Exact copy, pictures excluded: reproduce every record below.

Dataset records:
▬▬▬▬▬▬▬▬▬▬

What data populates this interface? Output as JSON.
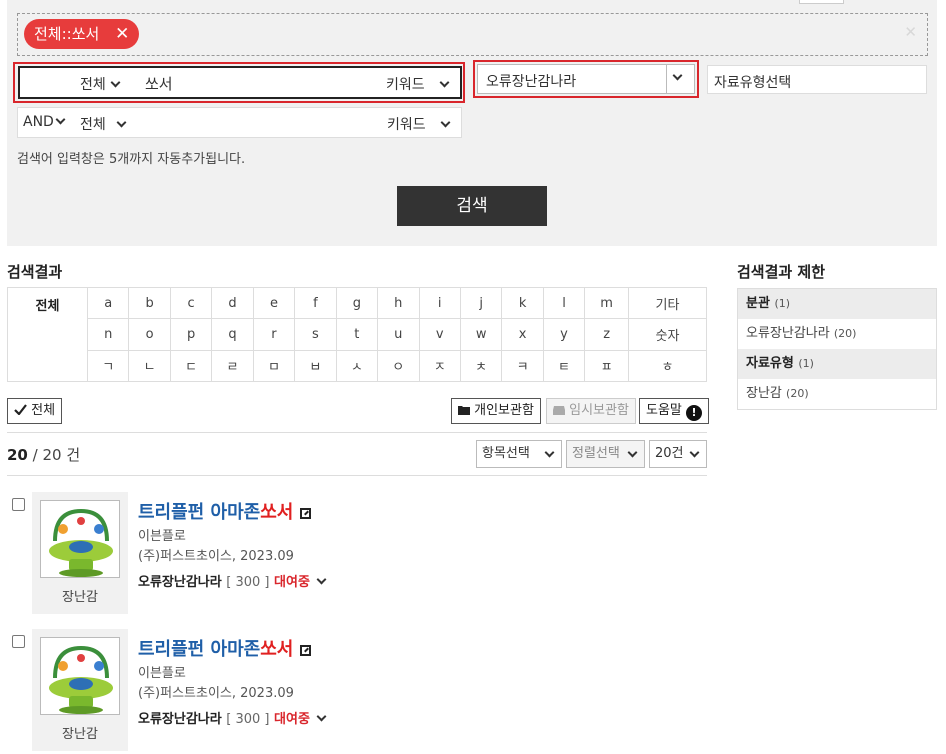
{
  "filter": {
    "tag_label": "전체::쏘서",
    "tag_close": "✕",
    "clear": "✕"
  },
  "search_rows": [
    {
      "field": "전체",
      "query": "쏘서",
      "mode": "키워드"
    },
    {
      "op": "AND",
      "field": "전체",
      "query": "",
      "mode": "키워드"
    }
  ],
  "library_select": "오류장난감나라",
  "type_select": "자료유형선택",
  "hint": "검색어 입력창은 5개까지 자동추가됩니다.",
  "search_button": "검색",
  "results_title": "검색결과",
  "alpha": {
    "all_label": "전체",
    "row1": [
      "a",
      "b",
      "c",
      "d",
      "e",
      "f",
      "g",
      "h",
      "i",
      "j",
      "k",
      "l",
      "m"
    ],
    "row1_end": "기타",
    "row2": [
      "n",
      "o",
      "p",
      "q",
      "r",
      "s",
      "t",
      "u",
      "v",
      "w",
      "x",
      "y",
      "z"
    ],
    "row2_end": "숫자",
    "row3": [
      "ㄱ",
      "ㄴ",
      "ㄷ",
      "ㄹ",
      "ㅁ",
      "ㅂ",
      "ㅅ",
      "ㅇ",
      "ㅈ",
      "ㅊ",
      "ㅋ",
      "ㅌ",
      "ㅍ"
    ],
    "row3_end": "ㅎ"
  },
  "actions": {
    "select_all": "전체",
    "personal_archive": "개인보관함",
    "temp_archive": "임시보관함",
    "help": "도움말",
    "help_icon": "!"
  },
  "count": {
    "shown": "20",
    "total": "/ 20 건"
  },
  "dropdowns": {
    "items": "항목선택",
    "sort": "정렬선택",
    "per_page": "20건"
  },
  "results": [
    {
      "title_pre": "트리플펀 아마존",
      "title_hl": "쏘서",
      "author": "이븐플로",
      "publisher": "(주)퍼스트초이스, 2023.09",
      "library": "오류장난감나라",
      "call_no": "[ 300 ]",
      "status": "대여중",
      "type": "장난감"
    },
    {
      "title_pre": "트리플펀 아마존",
      "title_hl": "쏘서",
      "author": "이븐플로",
      "publisher": "(주)퍼스트초이스, 2023.09",
      "library": "오류장난감나라",
      "call_no": "[ 300 ]",
      "status": "대여중",
      "type": "장난감"
    }
  ],
  "side": {
    "title": "검색결과 제한",
    "branch_head": "분관",
    "branch_count": "(1)",
    "branch_item": "오류장난감나라",
    "branch_item_count": "(20)",
    "type_head": "자료유형",
    "type_count": "(1)",
    "type_item": "장난감",
    "type_item_count": "(20)"
  }
}
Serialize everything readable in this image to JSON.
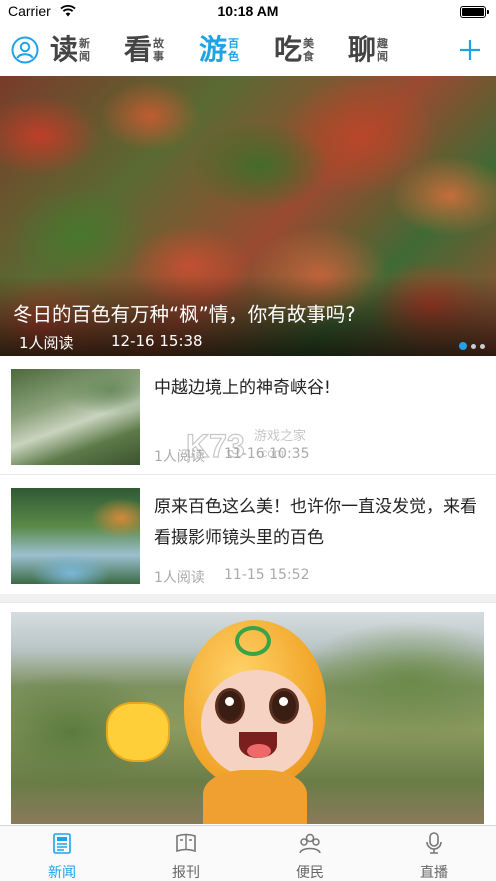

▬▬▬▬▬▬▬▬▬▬

**RESPONSE BELOW**:
What data populates this interface? Output as JSON.
{
  "filter": {
    "tag_label": "전체::쏘서",
    "tag_close": "✕",
    "clear": "✕"
  },
  "search_rows": [
    {
      "field": "전체",
      "query": "쏘서",
      "mode": "키워드"
    },
    {
      "op": "AND",
      "field": "전체",
      "query": "",
      "mode": "키워드"
    }
  ],
  "library_select": "오류장난감나라",
  "type_select": "자료유형선택",
  "hint": "검색어 입력창은 5개까지 자동추가됩니다.",
  "search_button": "검색",
  "results_title": "검색결과",
  "alpha": {
    "all_label": "전체",
    "row1": [
      "a",
      "b",
      "c",
      "d",
      "e",
      "f",
      "g",
      "h",
      "i",
      "j",
      "k",
      "l",
      "m"
    ],
    "row1_end": "기타",
    "row2": [
      "n",
      "o",
      "p",
      "q",
      "r",
      "s",
      "t",
      "u",
      "v",
      "w",
      "x",
      "y",
      "z"
    ],
    "row2_end": "숫자",
    "row3": [
      "ㄱ",
      "ㄴ",
      "ㄷ",
      "ㄹ",
      "ㅁ",
      "ㅂ",
      "ㅅ",
      "ㅇ",
      "ㅈ",
      "ㅊ",
      "ㅋ",
      "ㅌ",
      "ㅍ"
    ],
    "row3_end": "ㅎ"
  },
  "actions": {
    "select_all": "전체",
    "personal_archive": "개인보관함",
    "temp_archive": "임시보관함",
    "help": "도움말",
    "help_icon": "!"
  },
  "count": {
    "shown": "20",
    "total": "/ 20 건"
  },
  "dropdowns": {
    "items": "항목선택",
    "sort": "정렬선택",
    "per_page": "20건"
  },
  "results": [
    {
      "title_pre": "트리플펀 아마존",
      "title_hl": "쏘서",
      "author": "이븐플로",
      "publisher": "(주)퍼스트초이스, 2023.09",
      "library": "오류장난감나라",
      "call_no": "[ 300 ]",
      "status": "대여중",
      "type": "장난감"
    },
    {
      "title_pre": "트리플펀 아마존",
      "title_hl": "쏘서",
      "author": "이븐플로",
      "publisher": "(주)퍼스트초이스, 2023.09",
      "library": "오류장난감나라",
      "call_no": "[ 300 ]",
      "status": "대여중",
      "type": "장난감"
    }
  ],
  "side": {
    "title": "검색결과 제한",
    "branch_head": "분관",
    "branch_count": "(1)",
    "branch_item": "오류장난감나라",
    "branch_item_count": "(20)",
    "type_head": "자료유형",
    "type_count": "(1)",
    "type_item": "장난감",
    "type_item_count": "(20)"
  }
}
Serialize everything readable in this image to JSON.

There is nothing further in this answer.